"We only have facilities to deal with 20 bodies," Dr Jose Gutierrez Silva, head of the forensic service in the city of Durango told the BBC.
"We had to hire two trucks that are specially fitted to hold corpses."
To date, some 250 bodies have been found in several mass graves in the state of Durango.
It has been a similar story in the north-eastern state of Tamaulipas, where more than 190 bodies were unearthed earlier this year near the town of San Fernando.
That is why many bodies have been brought to the capital.
At Mexico City's Forensic Medical Service (Semefo), work continues to try to give a name to the victims stored in temperature-controlled vaults behind two heavy metal doors.
The hope is that a positive identification means a body can be handed over to grieving relatives.
Mexican officials say the number of forensic staff employed at a national level is now 1,500 - up from 454 a decade ago.
Some states, like Durango, have opened new forensic laboratories over the last few months, while the while the main university, UNAM in Mexico City, is set to introduce a new degree course next year to train people in forensic science.

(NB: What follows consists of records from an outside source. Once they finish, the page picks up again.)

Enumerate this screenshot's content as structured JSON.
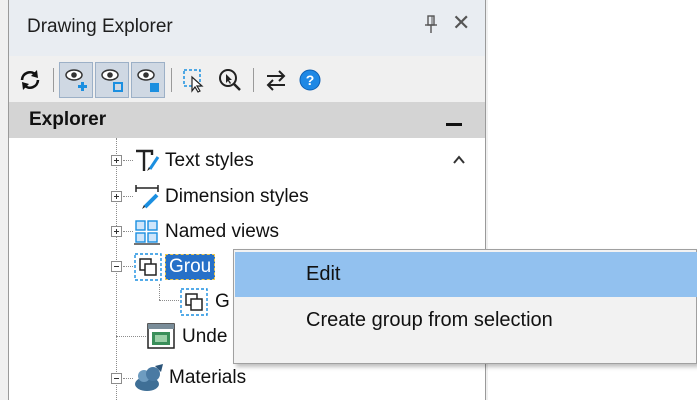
{
  "panel": {
    "title": "Drawing Explorer",
    "pin_label": "Auto Hide",
    "close_glyph": "✕"
  },
  "toolbar": {
    "buttons": [
      {
        "name": "refresh-icon"
      },
      {
        "name": "show-all-icon",
        "pressed": true
      },
      {
        "name": "show-selected-icon",
        "pressed": true
      },
      {
        "name": "show-filled-icon",
        "pressed": true
      },
      {
        "name": "select-icon"
      },
      {
        "name": "zoom-select-icon"
      },
      {
        "name": "swap-icon"
      },
      {
        "name": "help-icon"
      }
    ]
  },
  "explorer": {
    "title": "Explorer",
    "collapse_glyph": "–"
  },
  "tree": {
    "items": [
      {
        "label": "Text styles",
        "icon": "text-style-icon"
      },
      {
        "label": "Dimension styles",
        "icon": "dimension-style-icon"
      },
      {
        "label": "Named views",
        "icon": "named-views-icon"
      },
      {
        "label": "Grou",
        "icon": "groups-icon",
        "selected": true
      },
      {
        "label": "G",
        "icon": "group-icon"
      },
      {
        "label": "Unde",
        "icon": "underlay-icon"
      },
      {
        "label": "Materials",
        "icon": "materials-icon"
      }
    ]
  },
  "context_menu": {
    "items": [
      {
        "label": "Edit",
        "hover": true
      },
      {
        "label": "Create group from selection"
      }
    ]
  },
  "colors": {
    "selection": "#2670c8",
    "menu_hover": "#92c1ef",
    "titlebar": "#e9edf2",
    "header": "#d4d4d4"
  }
}
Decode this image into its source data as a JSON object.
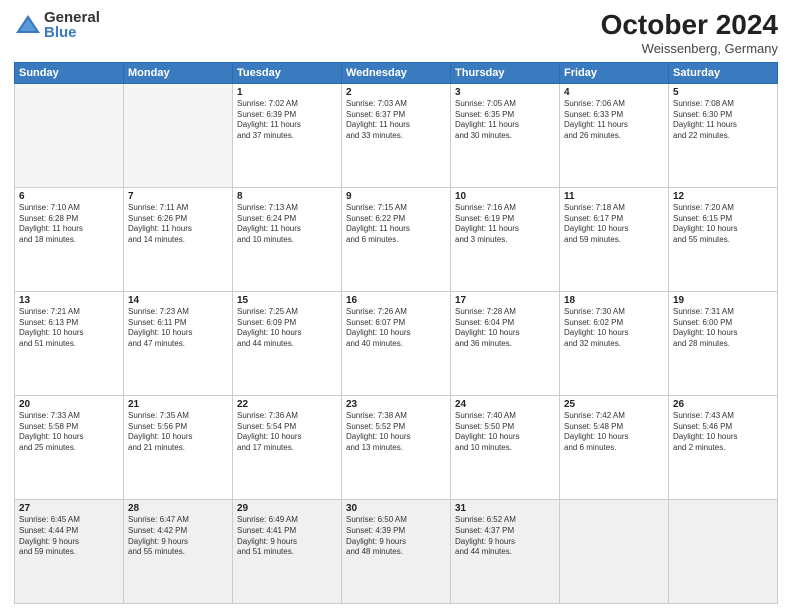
{
  "logo": {
    "general": "General",
    "blue": "Blue"
  },
  "title": "October 2024",
  "location": "Weissenberg, Germany",
  "days_header": [
    "Sunday",
    "Monday",
    "Tuesday",
    "Wednesday",
    "Thursday",
    "Friday",
    "Saturday"
  ],
  "weeks": [
    [
      {
        "day": "",
        "info": ""
      },
      {
        "day": "",
        "info": ""
      },
      {
        "day": "1",
        "info": "Sunrise: 7:02 AM\nSunset: 6:39 PM\nDaylight: 11 hours\nand 37 minutes."
      },
      {
        "day": "2",
        "info": "Sunrise: 7:03 AM\nSunset: 6:37 PM\nDaylight: 11 hours\nand 33 minutes."
      },
      {
        "day": "3",
        "info": "Sunrise: 7:05 AM\nSunset: 6:35 PM\nDaylight: 11 hours\nand 30 minutes."
      },
      {
        "day": "4",
        "info": "Sunrise: 7:06 AM\nSunset: 6:33 PM\nDaylight: 11 hours\nand 26 minutes."
      },
      {
        "day": "5",
        "info": "Sunrise: 7:08 AM\nSunset: 6:30 PM\nDaylight: 11 hours\nand 22 minutes."
      }
    ],
    [
      {
        "day": "6",
        "info": "Sunrise: 7:10 AM\nSunset: 6:28 PM\nDaylight: 11 hours\nand 18 minutes."
      },
      {
        "day": "7",
        "info": "Sunrise: 7:11 AM\nSunset: 6:26 PM\nDaylight: 11 hours\nand 14 minutes."
      },
      {
        "day": "8",
        "info": "Sunrise: 7:13 AM\nSunset: 6:24 PM\nDaylight: 11 hours\nand 10 minutes."
      },
      {
        "day": "9",
        "info": "Sunrise: 7:15 AM\nSunset: 6:22 PM\nDaylight: 11 hours\nand 6 minutes."
      },
      {
        "day": "10",
        "info": "Sunrise: 7:16 AM\nSunset: 6:19 PM\nDaylight: 11 hours\nand 3 minutes."
      },
      {
        "day": "11",
        "info": "Sunrise: 7:18 AM\nSunset: 6:17 PM\nDaylight: 10 hours\nand 59 minutes."
      },
      {
        "day": "12",
        "info": "Sunrise: 7:20 AM\nSunset: 6:15 PM\nDaylight: 10 hours\nand 55 minutes."
      }
    ],
    [
      {
        "day": "13",
        "info": "Sunrise: 7:21 AM\nSunset: 6:13 PM\nDaylight: 10 hours\nand 51 minutes."
      },
      {
        "day": "14",
        "info": "Sunrise: 7:23 AM\nSunset: 6:11 PM\nDaylight: 10 hours\nand 47 minutes."
      },
      {
        "day": "15",
        "info": "Sunrise: 7:25 AM\nSunset: 6:09 PM\nDaylight: 10 hours\nand 44 minutes."
      },
      {
        "day": "16",
        "info": "Sunrise: 7:26 AM\nSunset: 6:07 PM\nDaylight: 10 hours\nand 40 minutes."
      },
      {
        "day": "17",
        "info": "Sunrise: 7:28 AM\nSunset: 6:04 PM\nDaylight: 10 hours\nand 36 minutes."
      },
      {
        "day": "18",
        "info": "Sunrise: 7:30 AM\nSunset: 6:02 PM\nDaylight: 10 hours\nand 32 minutes."
      },
      {
        "day": "19",
        "info": "Sunrise: 7:31 AM\nSunset: 6:00 PM\nDaylight: 10 hours\nand 28 minutes."
      }
    ],
    [
      {
        "day": "20",
        "info": "Sunrise: 7:33 AM\nSunset: 5:58 PM\nDaylight: 10 hours\nand 25 minutes."
      },
      {
        "day": "21",
        "info": "Sunrise: 7:35 AM\nSunset: 5:56 PM\nDaylight: 10 hours\nand 21 minutes."
      },
      {
        "day": "22",
        "info": "Sunrise: 7:36 AM\nSunset: 5:54 PM\nDaylight: 10 hours\nand 17 minutes."
      },
      {
        "day": "23",
        "info": "Sunrise: 7:38 AM\nSunset: 5:52 PM\nDaylight: 10 hours\nand 13 minutes."
      },
      {
        "day": "24",
        "info": "Sunrise: 7:40 AM\nSunset: 5:50 PM\nDaylight: 10 hours\nand 10 minutes."
      },
      {
        "day": "25",
        "info": "Sunrise: 7:42 AM\nSunset: 5:48 PM\nDaylight: 10 hours\nand 6 minutes."
      },
      {
        "day": "26",
        "info": "Sunrise: 7:43 AM\nSunset: 5:46 PM\nDaylight: 10 hours\nand 2 minutes."
      }
    ],
    [
      {
        "day": "27",
        "info": "Sunrise: 6:45 AM\nSunset: 4:44 PM\nDaylight: 9 hours\nand 59 minutes."
      },
      {
        "day": "28",
        "info": "Sunrise: 6:47 AM\nSunset: 4:42 PM\nDaylight: 9 hours\nand 55 minutes."
      },
      {
        "day": "29",
        "info": "Sunrise: 6:49 AM\nSunset: 4:41 PM\nDaylight: 9 hours\nand 51 minutes."
      },
      {
        "day": "30",
        "info": "Sunrise: 6:50 AM\nSunset: 4:39 PM\nDaylight: 9 hours\nand 48 minutes."
      },
      {
        "day": "31",
        "info": "Sunrise: 6:52 AM\nSunset: 4:37 PM\nDaylight: 9 hours\nand 44 minutes."
      },
      {
        "day": "",
        "info": ""
      },
      {
        "day": "",
        "info": ""
      }
    ]
  ]
}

But the expansion of the forensic service will take time - while the victims keep turning up.
"We support states in the north of the country by receiving these bodies because they don't have facilities to keep them for long," says Dr Macario Susano Pompeyo, technical director of Semefo.
"And since they keep on finding bodies, that makes their work more difficult."
About 120 of the Tamaulipas bodies, some mutilated and bearing the signs of torture, were moved to Mexico City.
So far, less than a quarter of the corpses has been formally identified. None of the victims, Dr Pompeyo says, had any links with criminal groups.
"They were migrants making their way to cross the border with the US," he says.
That could explain why few families come looking for their loved ones.
"Many of them do not even know if their relative is missing or dead," says Dr Pompeyo.
Missing or murdered?
That is not the case of Maximo Bazaldua, who believes his brother-in-law Rafael, could be among the bodies at the Semefo facilities.
The last time he heard from him, in March 2010, Rafael was on a bus on his way to the US.
Over the phone, he told his family that the bus he was on had been stopped in Tamaulipas at a supposed checkpoint near San Fernando.
Mr Bazaldua's efforts to find his brother-in-law have so far been unsuccessful.
The search involves dealing with different departments, a lot of bureaucracy and costs money travelling to and from Tamaulipas.
"We're about to give up," he says.
Rafael seems set, for the foreseeable future at least, to remain on the list of some 6,000 people who have gone missing in Mexico since 2006, according to human rights groups.
As for the bodies in Semefo's vaults, their destiny contains a grim irony.
If in about a year, no relative has claimed them, they will be buried again in mass graves.